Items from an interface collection
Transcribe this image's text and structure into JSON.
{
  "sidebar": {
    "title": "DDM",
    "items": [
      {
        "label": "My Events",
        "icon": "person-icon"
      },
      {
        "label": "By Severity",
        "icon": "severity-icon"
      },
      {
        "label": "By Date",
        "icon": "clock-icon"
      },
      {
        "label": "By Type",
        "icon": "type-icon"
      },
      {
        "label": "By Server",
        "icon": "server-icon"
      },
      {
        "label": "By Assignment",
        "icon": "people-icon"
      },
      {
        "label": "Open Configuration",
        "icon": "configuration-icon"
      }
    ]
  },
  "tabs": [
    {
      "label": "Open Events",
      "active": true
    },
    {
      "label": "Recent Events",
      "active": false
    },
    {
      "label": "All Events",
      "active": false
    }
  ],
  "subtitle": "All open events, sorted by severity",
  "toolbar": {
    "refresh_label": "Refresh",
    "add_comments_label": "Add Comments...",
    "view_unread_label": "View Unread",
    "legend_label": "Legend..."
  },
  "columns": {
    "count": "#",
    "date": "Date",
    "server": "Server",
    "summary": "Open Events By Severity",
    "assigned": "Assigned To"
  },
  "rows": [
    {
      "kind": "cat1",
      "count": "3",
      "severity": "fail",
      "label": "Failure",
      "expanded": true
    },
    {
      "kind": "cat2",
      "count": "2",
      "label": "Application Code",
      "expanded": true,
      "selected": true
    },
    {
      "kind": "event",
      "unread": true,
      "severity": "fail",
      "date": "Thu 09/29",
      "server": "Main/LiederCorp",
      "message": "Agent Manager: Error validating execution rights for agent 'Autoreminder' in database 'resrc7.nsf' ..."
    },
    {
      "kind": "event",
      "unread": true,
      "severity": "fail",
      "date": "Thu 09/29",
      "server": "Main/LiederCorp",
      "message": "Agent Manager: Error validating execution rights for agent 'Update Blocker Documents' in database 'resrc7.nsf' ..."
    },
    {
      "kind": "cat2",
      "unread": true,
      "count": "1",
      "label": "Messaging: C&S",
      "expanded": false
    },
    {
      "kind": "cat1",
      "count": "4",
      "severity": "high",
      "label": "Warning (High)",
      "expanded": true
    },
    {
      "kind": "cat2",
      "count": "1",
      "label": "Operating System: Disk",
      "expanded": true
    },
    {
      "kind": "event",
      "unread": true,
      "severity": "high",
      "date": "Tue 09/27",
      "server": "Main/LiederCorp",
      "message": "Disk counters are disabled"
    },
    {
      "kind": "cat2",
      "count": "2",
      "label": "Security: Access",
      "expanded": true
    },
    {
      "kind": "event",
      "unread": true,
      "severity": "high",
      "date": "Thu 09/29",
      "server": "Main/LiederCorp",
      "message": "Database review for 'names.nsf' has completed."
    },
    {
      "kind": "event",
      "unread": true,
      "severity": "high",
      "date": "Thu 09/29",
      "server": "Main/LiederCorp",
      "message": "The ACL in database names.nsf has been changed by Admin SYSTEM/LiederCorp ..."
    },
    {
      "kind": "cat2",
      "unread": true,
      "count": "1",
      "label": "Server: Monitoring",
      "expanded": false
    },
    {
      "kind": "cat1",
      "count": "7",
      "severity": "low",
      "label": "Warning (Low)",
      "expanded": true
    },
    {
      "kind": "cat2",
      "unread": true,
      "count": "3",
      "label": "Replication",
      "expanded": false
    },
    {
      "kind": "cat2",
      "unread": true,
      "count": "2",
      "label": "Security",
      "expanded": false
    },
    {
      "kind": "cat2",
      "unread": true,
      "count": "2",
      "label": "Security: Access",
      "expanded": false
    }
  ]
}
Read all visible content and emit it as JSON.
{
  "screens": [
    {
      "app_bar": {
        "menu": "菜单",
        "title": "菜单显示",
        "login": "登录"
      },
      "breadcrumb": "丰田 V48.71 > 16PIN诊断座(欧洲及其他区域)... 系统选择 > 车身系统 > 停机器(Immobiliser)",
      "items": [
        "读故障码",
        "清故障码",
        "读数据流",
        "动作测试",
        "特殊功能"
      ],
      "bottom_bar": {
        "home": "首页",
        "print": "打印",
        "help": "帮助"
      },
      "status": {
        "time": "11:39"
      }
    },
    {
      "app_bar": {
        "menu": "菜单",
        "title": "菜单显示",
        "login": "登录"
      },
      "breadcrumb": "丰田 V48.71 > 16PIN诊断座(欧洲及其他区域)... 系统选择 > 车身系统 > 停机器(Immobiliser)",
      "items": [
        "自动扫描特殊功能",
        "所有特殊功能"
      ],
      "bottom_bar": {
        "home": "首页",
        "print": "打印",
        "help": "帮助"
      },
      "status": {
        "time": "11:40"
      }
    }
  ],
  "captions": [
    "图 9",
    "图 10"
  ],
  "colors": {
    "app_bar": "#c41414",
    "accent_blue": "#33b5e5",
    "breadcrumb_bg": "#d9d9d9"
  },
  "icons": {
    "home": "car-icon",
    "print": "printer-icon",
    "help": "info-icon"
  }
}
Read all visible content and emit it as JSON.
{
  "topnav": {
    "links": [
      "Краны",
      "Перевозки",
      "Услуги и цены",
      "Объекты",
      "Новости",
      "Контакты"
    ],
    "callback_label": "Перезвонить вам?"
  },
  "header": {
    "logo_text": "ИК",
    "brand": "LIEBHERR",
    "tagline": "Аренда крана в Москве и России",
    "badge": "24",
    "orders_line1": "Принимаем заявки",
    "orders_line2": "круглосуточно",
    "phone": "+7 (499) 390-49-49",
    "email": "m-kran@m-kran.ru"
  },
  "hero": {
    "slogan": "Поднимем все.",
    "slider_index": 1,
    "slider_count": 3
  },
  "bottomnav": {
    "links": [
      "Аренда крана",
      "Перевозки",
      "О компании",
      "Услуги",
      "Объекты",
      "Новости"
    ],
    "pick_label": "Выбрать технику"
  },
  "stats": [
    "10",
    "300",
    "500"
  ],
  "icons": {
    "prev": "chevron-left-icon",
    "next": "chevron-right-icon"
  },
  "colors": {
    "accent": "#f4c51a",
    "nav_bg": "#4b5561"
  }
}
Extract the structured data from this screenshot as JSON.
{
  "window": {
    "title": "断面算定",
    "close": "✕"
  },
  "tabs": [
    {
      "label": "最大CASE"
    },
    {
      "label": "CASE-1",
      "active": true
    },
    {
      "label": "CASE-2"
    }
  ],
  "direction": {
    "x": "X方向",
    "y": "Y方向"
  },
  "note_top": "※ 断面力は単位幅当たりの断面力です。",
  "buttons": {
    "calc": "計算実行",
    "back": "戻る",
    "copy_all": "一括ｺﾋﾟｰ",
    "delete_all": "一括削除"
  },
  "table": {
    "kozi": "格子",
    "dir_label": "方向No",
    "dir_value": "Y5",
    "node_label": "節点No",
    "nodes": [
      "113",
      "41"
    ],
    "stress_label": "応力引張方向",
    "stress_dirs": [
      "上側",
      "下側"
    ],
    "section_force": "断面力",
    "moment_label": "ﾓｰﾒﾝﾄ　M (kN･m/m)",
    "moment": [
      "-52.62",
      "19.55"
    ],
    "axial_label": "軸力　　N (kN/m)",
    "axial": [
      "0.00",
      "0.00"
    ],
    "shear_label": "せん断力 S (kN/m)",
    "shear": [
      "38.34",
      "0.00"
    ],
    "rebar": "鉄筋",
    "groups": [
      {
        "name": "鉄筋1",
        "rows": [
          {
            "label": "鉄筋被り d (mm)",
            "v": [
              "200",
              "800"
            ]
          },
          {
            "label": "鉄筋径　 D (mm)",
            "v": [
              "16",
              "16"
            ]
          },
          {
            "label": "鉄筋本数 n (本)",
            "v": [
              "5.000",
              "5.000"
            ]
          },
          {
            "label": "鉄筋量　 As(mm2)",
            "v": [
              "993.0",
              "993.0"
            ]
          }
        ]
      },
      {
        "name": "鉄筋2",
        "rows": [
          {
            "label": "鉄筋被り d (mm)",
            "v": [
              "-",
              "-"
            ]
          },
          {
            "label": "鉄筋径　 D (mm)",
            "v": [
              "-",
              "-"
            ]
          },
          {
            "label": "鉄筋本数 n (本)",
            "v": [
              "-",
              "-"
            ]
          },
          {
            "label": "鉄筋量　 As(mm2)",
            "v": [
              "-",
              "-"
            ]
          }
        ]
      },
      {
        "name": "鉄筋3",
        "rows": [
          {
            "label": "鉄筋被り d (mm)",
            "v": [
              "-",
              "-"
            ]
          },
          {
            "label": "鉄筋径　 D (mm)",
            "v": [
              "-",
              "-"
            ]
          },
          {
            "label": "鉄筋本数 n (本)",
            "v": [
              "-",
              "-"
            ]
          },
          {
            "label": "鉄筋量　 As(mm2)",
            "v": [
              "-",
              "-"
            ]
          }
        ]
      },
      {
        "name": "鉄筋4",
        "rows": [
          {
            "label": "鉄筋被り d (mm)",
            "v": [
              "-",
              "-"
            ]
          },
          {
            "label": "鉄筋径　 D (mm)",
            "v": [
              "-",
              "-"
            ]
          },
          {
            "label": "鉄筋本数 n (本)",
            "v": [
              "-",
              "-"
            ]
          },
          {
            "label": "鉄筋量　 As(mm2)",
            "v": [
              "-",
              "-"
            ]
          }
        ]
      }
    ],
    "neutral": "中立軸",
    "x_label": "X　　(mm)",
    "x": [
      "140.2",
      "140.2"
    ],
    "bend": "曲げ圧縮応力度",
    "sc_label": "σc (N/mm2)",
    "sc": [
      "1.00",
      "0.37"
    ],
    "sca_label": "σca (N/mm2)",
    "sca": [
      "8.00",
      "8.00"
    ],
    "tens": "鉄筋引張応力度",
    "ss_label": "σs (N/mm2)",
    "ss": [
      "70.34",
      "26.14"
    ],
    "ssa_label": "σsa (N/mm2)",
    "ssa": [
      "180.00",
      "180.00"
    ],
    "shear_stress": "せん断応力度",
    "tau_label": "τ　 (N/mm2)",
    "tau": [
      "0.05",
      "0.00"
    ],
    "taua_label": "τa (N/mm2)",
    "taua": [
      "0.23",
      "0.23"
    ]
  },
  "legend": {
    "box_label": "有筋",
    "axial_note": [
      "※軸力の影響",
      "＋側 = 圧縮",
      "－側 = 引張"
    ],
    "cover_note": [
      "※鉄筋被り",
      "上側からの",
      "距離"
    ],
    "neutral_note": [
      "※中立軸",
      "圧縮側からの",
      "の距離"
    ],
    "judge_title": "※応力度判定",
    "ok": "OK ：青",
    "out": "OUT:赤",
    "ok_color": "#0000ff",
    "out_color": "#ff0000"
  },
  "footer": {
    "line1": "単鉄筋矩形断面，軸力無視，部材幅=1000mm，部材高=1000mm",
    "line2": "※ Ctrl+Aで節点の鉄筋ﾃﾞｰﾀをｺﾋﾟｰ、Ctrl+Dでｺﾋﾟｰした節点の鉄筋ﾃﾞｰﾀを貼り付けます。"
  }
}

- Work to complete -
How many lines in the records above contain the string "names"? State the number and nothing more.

- Solution below -
2